## Exercise aim
Wherever "sutartis" shows up in the records below, copy the whole line.

Element data from apps and pages
.....

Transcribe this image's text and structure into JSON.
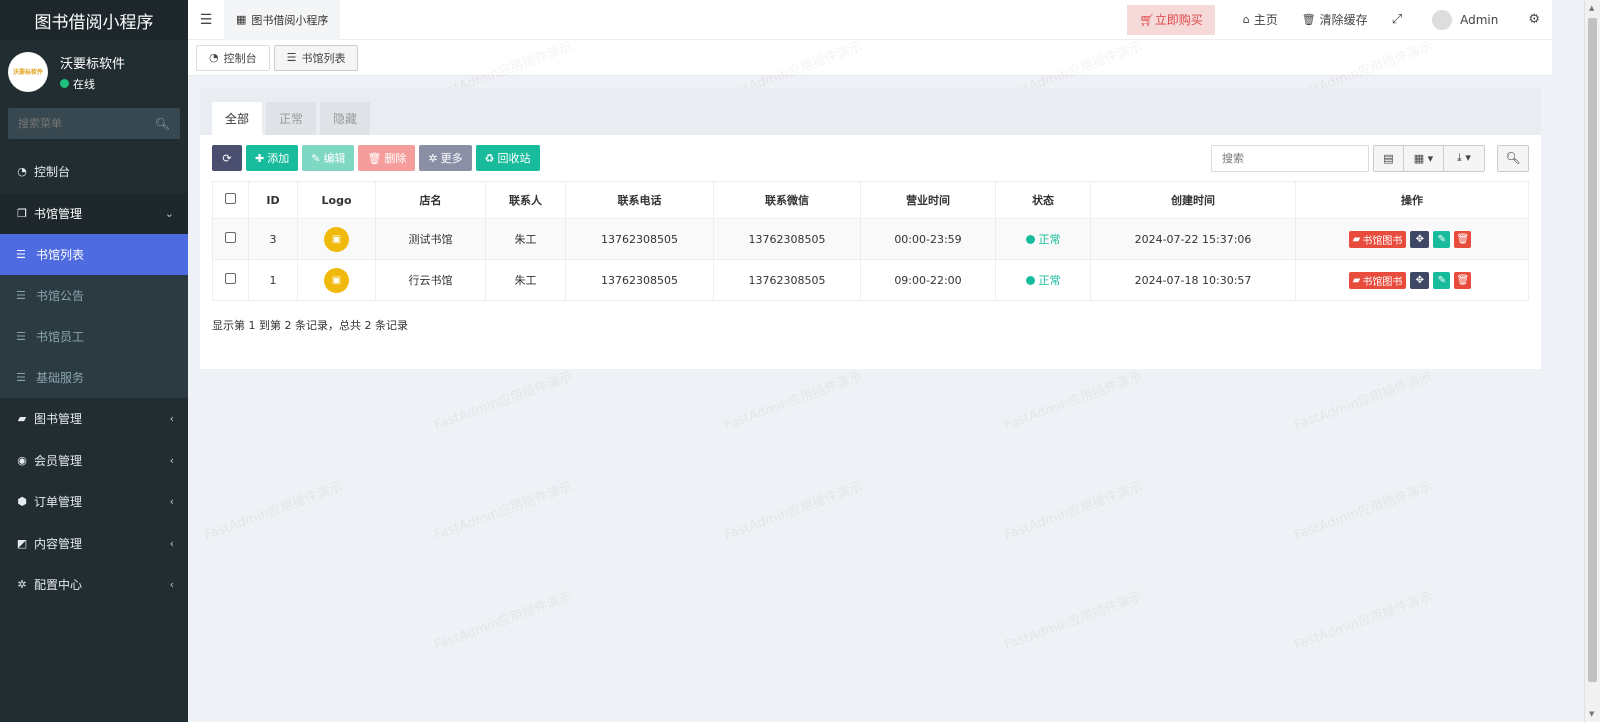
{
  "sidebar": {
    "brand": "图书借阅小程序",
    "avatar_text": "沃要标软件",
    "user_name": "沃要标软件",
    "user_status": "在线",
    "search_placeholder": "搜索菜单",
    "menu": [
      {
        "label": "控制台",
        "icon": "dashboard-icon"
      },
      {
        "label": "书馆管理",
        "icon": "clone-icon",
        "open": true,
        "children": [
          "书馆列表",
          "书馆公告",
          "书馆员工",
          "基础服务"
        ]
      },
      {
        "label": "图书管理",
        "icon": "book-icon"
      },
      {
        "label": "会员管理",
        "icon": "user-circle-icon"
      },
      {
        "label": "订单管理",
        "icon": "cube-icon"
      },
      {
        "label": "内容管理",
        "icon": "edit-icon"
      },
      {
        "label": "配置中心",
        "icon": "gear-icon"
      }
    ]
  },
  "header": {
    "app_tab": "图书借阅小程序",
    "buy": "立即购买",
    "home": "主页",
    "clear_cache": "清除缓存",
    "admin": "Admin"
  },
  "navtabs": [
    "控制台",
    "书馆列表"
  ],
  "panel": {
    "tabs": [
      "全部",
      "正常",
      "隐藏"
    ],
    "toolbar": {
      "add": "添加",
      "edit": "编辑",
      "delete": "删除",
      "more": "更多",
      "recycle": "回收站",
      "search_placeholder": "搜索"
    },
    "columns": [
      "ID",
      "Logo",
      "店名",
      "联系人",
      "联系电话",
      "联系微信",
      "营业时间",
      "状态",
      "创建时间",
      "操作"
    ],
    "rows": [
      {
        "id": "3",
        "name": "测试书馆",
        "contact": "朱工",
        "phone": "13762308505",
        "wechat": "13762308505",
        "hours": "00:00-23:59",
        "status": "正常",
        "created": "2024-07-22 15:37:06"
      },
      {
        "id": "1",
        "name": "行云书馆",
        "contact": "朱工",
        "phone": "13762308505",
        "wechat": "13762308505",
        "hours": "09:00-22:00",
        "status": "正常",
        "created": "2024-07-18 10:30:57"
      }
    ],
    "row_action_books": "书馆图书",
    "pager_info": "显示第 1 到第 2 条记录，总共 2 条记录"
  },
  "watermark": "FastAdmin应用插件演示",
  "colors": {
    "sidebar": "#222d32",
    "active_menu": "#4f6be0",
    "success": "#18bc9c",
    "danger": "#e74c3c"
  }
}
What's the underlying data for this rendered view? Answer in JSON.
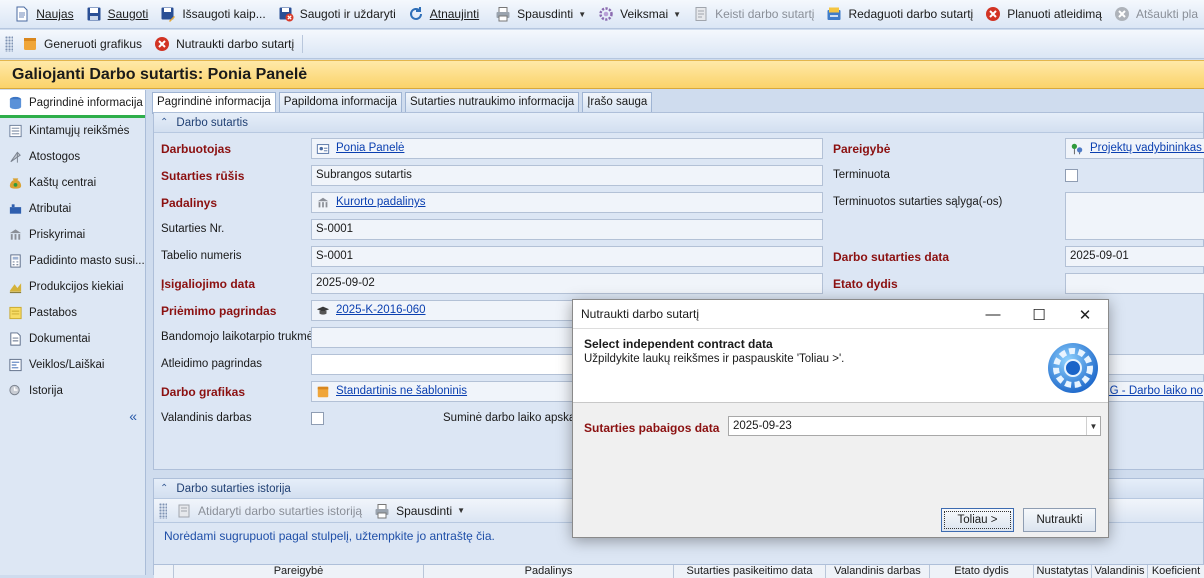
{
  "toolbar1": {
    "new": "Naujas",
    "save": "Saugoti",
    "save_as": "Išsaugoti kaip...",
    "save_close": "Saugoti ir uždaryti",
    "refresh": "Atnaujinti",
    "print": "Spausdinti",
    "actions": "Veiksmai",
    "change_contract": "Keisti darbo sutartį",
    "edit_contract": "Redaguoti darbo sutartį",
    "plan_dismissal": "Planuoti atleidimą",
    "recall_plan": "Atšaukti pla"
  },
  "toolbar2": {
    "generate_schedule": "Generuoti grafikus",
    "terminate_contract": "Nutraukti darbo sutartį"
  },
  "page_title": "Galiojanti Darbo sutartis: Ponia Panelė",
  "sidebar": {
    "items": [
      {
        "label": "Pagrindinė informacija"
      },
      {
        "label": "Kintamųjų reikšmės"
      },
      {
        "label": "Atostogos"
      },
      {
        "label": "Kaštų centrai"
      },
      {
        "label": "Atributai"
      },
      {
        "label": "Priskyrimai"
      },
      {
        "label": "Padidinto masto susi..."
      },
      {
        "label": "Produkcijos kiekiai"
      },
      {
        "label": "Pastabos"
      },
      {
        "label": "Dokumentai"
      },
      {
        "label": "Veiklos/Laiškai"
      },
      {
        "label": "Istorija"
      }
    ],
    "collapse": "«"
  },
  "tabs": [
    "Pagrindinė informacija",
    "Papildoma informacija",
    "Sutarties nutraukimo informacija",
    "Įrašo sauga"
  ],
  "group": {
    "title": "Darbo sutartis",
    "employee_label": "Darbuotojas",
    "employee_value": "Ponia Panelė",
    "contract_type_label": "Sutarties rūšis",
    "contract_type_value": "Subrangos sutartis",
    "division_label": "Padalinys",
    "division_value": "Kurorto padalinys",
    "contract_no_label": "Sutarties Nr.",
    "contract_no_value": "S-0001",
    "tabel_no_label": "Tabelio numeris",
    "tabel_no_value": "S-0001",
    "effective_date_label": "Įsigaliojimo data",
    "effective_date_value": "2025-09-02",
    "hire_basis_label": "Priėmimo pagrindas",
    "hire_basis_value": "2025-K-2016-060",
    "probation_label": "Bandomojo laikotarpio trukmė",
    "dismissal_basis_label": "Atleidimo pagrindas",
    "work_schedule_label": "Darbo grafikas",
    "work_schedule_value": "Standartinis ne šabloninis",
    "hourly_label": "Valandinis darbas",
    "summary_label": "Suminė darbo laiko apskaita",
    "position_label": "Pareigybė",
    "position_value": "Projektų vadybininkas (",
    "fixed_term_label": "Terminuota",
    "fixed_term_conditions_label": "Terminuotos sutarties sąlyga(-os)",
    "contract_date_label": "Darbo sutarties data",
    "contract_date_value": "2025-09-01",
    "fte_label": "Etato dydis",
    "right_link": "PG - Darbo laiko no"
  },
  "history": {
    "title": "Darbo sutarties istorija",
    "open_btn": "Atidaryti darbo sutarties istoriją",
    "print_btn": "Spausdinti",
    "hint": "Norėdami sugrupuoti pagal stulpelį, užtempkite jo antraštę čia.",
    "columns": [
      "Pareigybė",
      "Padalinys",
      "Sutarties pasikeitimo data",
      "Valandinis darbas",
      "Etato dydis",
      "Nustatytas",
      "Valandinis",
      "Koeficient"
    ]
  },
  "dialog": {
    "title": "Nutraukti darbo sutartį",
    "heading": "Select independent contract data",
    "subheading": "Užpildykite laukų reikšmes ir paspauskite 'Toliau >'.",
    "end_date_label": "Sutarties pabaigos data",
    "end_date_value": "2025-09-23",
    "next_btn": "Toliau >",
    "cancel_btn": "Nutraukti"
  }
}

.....

## Your response
  "page_title": "Galiojanti Darbo sutartis: Ponia Panelė",
    "title": "Darbo sutartis",
    "contract_type_value": "Subrangos sutartis",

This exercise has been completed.